### WHAT IS REQUIRED
Extract each line of the records below that contains the word "icon".

BEGIN

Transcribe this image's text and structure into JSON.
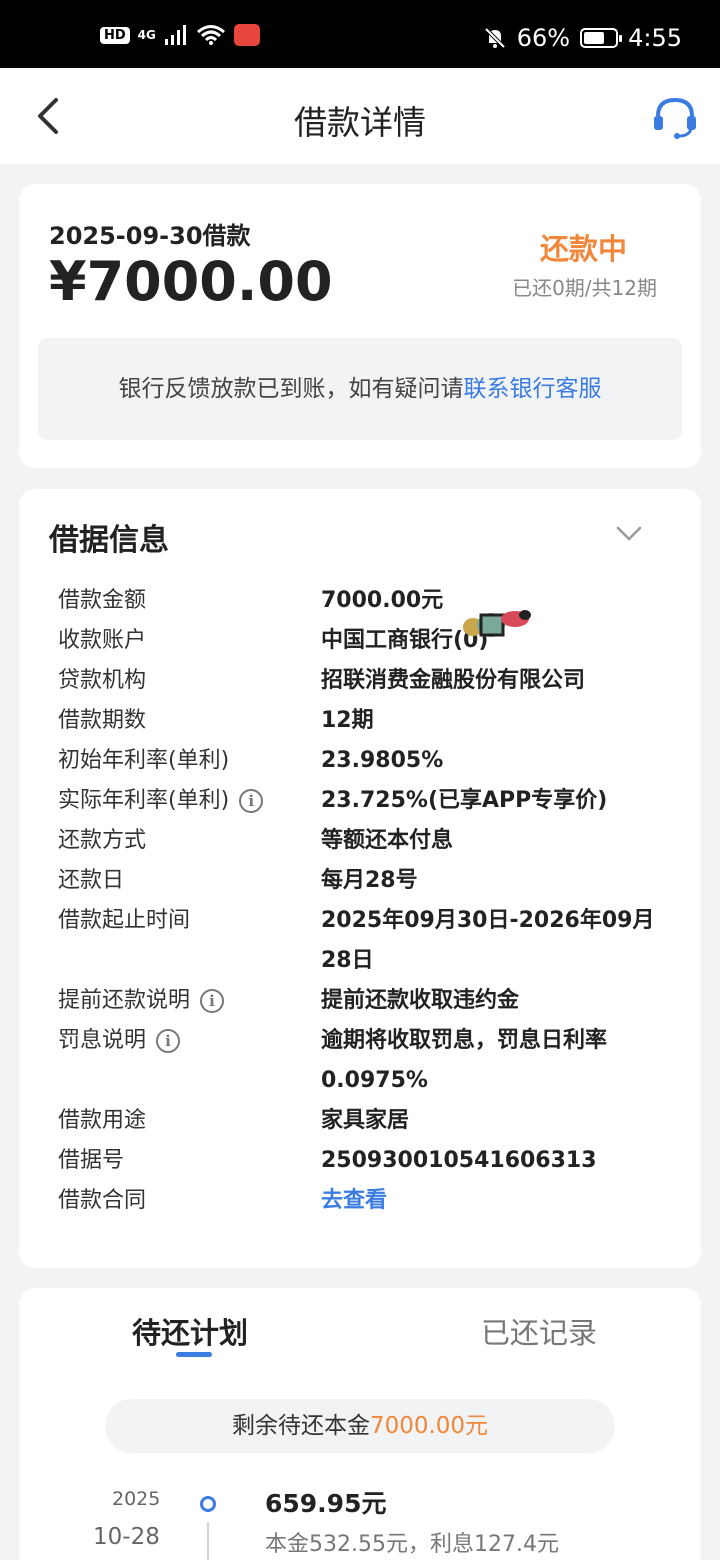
{
  "status_bar": {
    "hd": "HD",
    "network": "4G",
    "battery": "66%",
    "battery_level": 0.66,
    "time": "4:55"
  },
  "nav": {
    "title": "借款详情",
    "back_icon": "chevron-left-icon",
    "service_icon": "headset-icon"
  },
  "summary": {
    "loan_date": "2025-09-30借款",
    "amount": "¥7000.00",
    "status": "还款中",
    "progress": "已还0期/共12期",
    "notice_text": "银行反馈放款已到账，如有疑问请",
    "notice_link": "联系银行客服"
  },
  "receipt": {
    "title": "借据信息",
    "rows": [
      {
        "label": "借款金额",
        "value": "7000.00元"
      },
      {
        "label": "收款账户",
        "value": "中国工商银行(0)"
      },
      {
        "label": "贷款机构",
        "value": "招联消费金融股份有限公司"
      },
      {
        "label": "借款期数",
        "value": "12期"
      },
      {
        "label": "初始年利率(单利)",
        "value": "23.9805%"
      },
      {
        "label": "实际年利率(单利)",
        "value": "23.725%(已享APP专享价)"
      },
      {
        "label": "还款方式",
        "value": "等额还本付息"
      },
      {
        "label": "还款日",
        "value": "每月28号"
      },
      {
        "label": "借款起止时间",
        "value": "2025年09月30日-2026年09月28日"
      },
      {
        "label": "提前还款说明",
        "value": "提前还款收取违约金"
      },
      {
        "label": "罚息说明",
        "value": "逾期将收取罚息，罚息日利率0.0975%"
      },
      {
        "label": "借款用途",
        "value": "家具家居"
      },
      {
        "label": "借据号",
        "value": "250930010541606313"
      },
      {
        "label": "借款合同",
        "value": "去查看"
      }
    ]
  },
  "plan": {
    "tabs": [
      "待还计划",
      "已还记录"
    ],
    "remaining_label": "剩余待还本金",
    "remaining_value": "7000.00元",
    "items": [
      {
        "year": "2025",
        "date": "10-28",
        "amount": "659.95元",
        "detail": "本金532.55元，利息127.4元"
      }
    ]
  },
  "colors": {
    "accent": "#3a7ce0",
    "status_orange": "#f0873a",
    "background": "#f2f3f5"
  }
}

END

### SOLUTION
    "back_icon": "chevron-left-icon",
    "service_icon": "headset-icon"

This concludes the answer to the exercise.